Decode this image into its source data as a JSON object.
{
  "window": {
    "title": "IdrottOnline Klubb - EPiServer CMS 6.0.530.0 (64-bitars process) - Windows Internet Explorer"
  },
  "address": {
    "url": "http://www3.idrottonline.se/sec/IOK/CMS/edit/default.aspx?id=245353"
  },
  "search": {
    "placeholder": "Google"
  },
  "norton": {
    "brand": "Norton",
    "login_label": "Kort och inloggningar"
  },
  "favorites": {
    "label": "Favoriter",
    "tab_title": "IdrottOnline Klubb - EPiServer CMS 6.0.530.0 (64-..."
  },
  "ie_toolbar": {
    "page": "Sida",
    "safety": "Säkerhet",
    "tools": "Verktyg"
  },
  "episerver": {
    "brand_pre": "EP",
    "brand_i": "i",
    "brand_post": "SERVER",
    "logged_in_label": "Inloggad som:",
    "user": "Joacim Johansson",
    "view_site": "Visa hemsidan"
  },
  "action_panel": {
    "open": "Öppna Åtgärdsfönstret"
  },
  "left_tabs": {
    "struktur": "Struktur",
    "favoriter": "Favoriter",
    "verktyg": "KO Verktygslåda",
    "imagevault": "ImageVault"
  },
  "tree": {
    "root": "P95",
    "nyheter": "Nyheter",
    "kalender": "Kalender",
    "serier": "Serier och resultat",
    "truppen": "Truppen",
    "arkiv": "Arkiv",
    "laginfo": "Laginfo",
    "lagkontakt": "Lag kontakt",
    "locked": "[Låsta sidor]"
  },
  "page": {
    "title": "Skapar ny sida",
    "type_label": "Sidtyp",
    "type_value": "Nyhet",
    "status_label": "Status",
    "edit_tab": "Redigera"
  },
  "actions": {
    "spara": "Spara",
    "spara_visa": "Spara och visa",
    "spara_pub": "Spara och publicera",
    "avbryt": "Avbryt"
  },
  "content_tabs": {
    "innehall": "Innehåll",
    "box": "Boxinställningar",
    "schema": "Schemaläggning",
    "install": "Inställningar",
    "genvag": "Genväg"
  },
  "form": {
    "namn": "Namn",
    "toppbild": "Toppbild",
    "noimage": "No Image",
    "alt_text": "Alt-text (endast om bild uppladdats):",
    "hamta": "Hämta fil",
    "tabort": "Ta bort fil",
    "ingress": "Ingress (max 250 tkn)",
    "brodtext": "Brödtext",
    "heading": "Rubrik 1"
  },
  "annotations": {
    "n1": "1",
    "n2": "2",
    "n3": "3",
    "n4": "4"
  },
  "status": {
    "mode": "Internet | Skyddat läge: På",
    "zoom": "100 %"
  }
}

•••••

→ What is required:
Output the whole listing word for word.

→ Solution for this exercise:
Decode this image into its source data as a JSON object.
{
  "window": {
    "title": "IdrottOnline Klubb - EPiServer CMS 6.0.530.0 (64-bitars process) - Windows Internet Explorer"
  },
  "address": {
    "url": "http://www3.idrottonline.se/sec/IOK/CMS/edit/default.aspx?id=245353"
  },
  "search": {
    "placeholder": "Google"
  },
  "norton": {
    "brand": "Norton",
    "login_label": "Kort och inloggningar"
  },
  "favorites": {
    "label": "Favoriter",
    "tab_title": "IdrottOnline Klubb - EPiServer CMS 6.0.530.0 (64-..."
  },
  "ie_toolbar": {
    "page": "Sida",
    "safety": "Säkerhet",
    "tools": "Verktyg"
  },
  "episerver": {
    "brand_pre": "EP",
    "brand_i": "i",
    "brand_post": "SERVER",
    "logged_in_label": "Inloggad som:",
    "user": "Joacim Johansson",
    "view_site": "Visa hemsidan"
  },
  "action_panel": {
    "open": "Öppna Åtgärdsfönstret"
  },
  "left_tabs": {
    "struktur": "Struktur",
    "favoriter": "Favoriter",
    "verktyg": "KO Verktygslåda",
    "imagevault": "ImageVault"
  },
  "tree": {
    "root": "P95",
    "nyheter": "Nyheter",
    "kalender": "Kalender",
    "serier": "Serier och resultat",
    "truppen": "Truppen",
    "arkiv": "Arkiv",
    "laginfo": "Laginfo",
    "lagkontakt": "Lag kontakt",
    "locked": "[Låsta sidor]"
  },
  "page": {
    "title": "Skapar ny sida",
    "type_label": "Sidtyp",
    "type_value": "Nyhet",
    "status_label": "Status",
    "edit_tab": "Redigera"
  },
  "actions": {
    "spara": "Spara",
    "spara_visa": "Spara och visa",
    "spara_pub": "Spara och publicera",
    "avbryt": "Avbryt"
  },
  "content_tabs": {
    "innehall": "Innehåll",
    "box": "Boxinställningar",
    "schema": "Schemaläggning",
    "install": "Inställningar",
    "genvag": "Genväg"
  },
  "form": {
    "namn": "Namn",
    "toppbild": "Toppbild",
    "noimage": "No Image",
    "alt_text": "Alt-text (endast om bild uppladdats):",
    "hamta": "Hämta fil",
    "tabort": "Ta bort fil",
    "ingress": "Ingress (max 250 tkn)",
    "brodtext": "Brödtext",
    "heading": "Rubrik 1"
  },
  "annotations": {
    "n1": "1",
    "n2": "2",
    "n3": "3",
    "n4": "4"
  },
  "status": {
    "mode": "Internet | Skyddat läge: På",
    "zoom": "100 %"
  }
}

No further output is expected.